One of the essential services offered by assisted living facilities is medication management. This service ensures that you receive the proper medications at the right times each day. Staff members can help you organize and administer your medications, which can be particularly helpful if you take multiple prescriptions. In Florida, Medicaid’s Long-Term Care Managed Care Program can cover these services, putting high-quality care within reach for seniors with limited income or assets.
Home And Community-Based Services
Florida also offers several home and community-based services aimed at helping seniors continue living in their residences or communities. These services can include assistance with activities of daily living, meal preparation, and transportation.
- The Florida Optional State Supplementation program provides financial assistance to low-income seniors who require residential care but do not qualify for Medicaid.
- The Statewide Medicaid Managed Care (SMMC) Long-Term Care (LTC) program can offer additional support for seniors in need of assisted living or in-home care.
- Non-Medicaid eligible seniors can access services, supports, and financial assistance for eldercare through six programs provided by the state of Florida.
By looking into these additional services and programs, you can find the best options to maintain your independence and enjoy the ongoing support necessary for a healthy and fulfilling life in an assisted living residence in Florida.
Legal and Governmental Support
Aging And Disability Resource Centers
In Florida, Aging and Disability Resource Centers (ADRCs) play a crucial role in helping you access assisted living services.

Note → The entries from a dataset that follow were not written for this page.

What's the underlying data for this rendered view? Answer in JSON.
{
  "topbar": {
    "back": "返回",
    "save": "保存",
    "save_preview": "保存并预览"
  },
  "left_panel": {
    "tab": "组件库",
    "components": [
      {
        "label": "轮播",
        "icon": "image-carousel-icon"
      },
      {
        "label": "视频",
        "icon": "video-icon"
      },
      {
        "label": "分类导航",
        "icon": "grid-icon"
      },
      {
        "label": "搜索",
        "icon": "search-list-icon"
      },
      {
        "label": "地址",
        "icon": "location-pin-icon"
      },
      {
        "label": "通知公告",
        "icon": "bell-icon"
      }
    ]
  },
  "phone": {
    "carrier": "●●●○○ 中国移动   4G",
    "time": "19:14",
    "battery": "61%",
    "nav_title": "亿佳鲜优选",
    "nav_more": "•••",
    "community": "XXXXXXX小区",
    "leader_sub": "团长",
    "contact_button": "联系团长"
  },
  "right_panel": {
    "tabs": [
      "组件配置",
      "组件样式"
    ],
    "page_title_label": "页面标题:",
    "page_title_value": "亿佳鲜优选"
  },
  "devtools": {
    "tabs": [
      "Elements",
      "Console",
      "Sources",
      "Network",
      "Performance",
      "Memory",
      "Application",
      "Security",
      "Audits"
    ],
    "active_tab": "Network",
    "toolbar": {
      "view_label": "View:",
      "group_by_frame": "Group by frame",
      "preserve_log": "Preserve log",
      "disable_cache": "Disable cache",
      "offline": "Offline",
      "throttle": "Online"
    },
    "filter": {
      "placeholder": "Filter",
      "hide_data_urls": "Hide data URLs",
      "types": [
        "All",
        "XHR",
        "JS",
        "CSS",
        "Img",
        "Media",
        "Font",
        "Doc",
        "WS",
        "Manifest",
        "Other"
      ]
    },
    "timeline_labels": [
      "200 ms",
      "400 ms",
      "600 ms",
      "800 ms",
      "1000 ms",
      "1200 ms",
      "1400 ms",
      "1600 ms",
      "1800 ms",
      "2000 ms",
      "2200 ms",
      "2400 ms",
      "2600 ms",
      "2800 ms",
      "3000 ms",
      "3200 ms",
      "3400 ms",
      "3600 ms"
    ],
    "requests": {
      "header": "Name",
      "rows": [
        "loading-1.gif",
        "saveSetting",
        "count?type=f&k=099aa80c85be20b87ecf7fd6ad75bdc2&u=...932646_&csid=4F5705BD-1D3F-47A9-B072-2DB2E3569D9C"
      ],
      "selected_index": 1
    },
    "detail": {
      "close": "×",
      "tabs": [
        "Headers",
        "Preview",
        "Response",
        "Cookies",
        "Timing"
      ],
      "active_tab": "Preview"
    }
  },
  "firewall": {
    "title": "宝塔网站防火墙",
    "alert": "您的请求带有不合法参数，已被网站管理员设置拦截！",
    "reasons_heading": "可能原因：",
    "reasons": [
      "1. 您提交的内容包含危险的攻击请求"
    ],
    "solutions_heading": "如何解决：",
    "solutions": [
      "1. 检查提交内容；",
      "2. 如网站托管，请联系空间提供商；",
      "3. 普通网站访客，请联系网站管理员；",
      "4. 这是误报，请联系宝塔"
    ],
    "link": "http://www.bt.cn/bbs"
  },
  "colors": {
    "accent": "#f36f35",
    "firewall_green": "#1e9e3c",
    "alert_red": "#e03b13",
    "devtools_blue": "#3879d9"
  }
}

These centers provide information, referral, and assistance to seniors, persons with disabilities, and their caregivers. ADRCs can connect you to a variety of services, including case management, personal emergency response systems, occupational therapy, and nursing services. Visit your local ADRC for more information on accessing support and know the basics of how you qualify for assisted living in Florida.
State And Federal Regulation
Assisted living facilities in Florida are regulated by the state’s Agency for Health Care Administration (AHCA), which ensures that these facilities maintain a high standard of care. The AHCA establishes licensing requirements, enforces regulations, and monitors facilities for compliance. Additionally, federal regulations, such as Supplemental Security Income (SSI) and the Federal Benefit Rate, determine financial assistance for those who require help paying for assisted living services.
Florida has specific elder law provisions that protect the rights and interests of seniors in assisted living situations. These laws are designed to ensure that seniors have access to quality care, financial assistance, and other resources, including assistive care services and residential treatment facilities.
If you’re considering assisted living in Florida, it’s essential to be aware of the legal and governmental support available to help you make the right decision. Remember to consult with your local aging and disability resource center, familiarize yourself with state and federal regulations, and seek the advice of an elder law attorney if needed.